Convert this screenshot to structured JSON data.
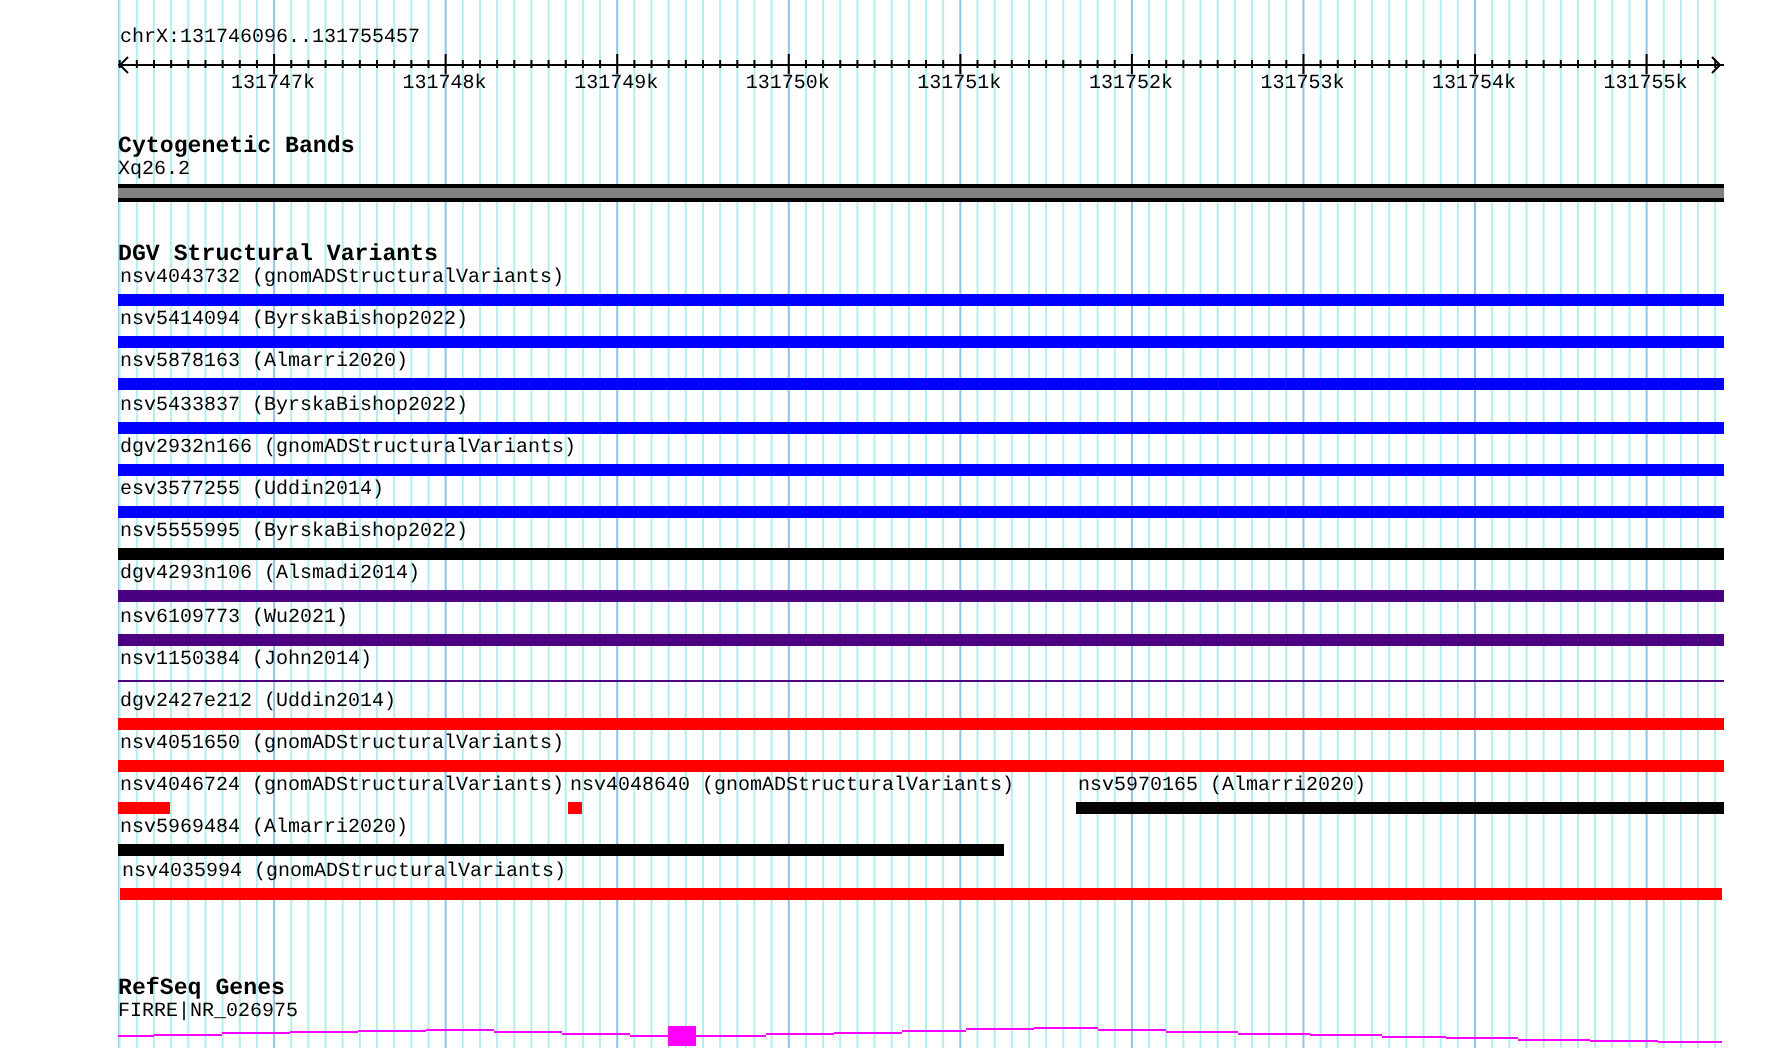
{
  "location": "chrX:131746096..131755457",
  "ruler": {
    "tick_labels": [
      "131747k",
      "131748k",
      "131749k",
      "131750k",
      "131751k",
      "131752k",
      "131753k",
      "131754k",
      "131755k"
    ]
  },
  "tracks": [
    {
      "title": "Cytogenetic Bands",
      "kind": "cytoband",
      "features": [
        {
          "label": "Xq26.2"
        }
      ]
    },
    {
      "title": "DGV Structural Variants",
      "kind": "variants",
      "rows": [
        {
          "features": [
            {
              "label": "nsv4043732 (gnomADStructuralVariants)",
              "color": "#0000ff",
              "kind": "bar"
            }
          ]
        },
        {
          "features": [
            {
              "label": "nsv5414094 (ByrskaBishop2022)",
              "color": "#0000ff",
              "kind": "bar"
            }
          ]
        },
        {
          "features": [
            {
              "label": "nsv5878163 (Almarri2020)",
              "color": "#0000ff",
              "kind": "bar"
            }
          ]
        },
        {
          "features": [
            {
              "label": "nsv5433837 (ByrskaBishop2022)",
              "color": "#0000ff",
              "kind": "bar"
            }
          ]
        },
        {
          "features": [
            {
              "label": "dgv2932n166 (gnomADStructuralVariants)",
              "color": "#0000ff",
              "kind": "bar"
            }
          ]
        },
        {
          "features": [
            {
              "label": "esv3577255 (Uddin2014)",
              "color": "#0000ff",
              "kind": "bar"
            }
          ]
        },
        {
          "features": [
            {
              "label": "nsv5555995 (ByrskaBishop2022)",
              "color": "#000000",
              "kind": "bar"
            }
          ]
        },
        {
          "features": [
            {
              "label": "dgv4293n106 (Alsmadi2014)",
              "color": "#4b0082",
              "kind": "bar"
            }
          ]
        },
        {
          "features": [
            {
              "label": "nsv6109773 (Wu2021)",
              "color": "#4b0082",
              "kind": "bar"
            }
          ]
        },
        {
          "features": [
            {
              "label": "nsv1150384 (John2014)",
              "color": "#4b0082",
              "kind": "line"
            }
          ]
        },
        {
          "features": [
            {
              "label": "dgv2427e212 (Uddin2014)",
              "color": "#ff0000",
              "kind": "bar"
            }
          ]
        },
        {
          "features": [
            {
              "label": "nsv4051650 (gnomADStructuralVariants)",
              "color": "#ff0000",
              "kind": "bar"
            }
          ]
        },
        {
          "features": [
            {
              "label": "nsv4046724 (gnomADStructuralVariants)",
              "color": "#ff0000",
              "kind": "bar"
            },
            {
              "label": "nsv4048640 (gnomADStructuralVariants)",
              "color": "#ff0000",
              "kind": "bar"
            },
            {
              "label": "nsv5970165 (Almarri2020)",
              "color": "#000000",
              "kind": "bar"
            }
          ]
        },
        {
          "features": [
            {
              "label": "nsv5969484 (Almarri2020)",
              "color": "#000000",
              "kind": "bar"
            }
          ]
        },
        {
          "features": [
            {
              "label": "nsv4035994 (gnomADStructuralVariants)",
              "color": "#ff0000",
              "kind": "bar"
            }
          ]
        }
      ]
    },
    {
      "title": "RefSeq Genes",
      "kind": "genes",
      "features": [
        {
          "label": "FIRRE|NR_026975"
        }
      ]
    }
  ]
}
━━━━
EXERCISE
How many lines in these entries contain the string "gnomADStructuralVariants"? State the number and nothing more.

EXERCISE RESULT
6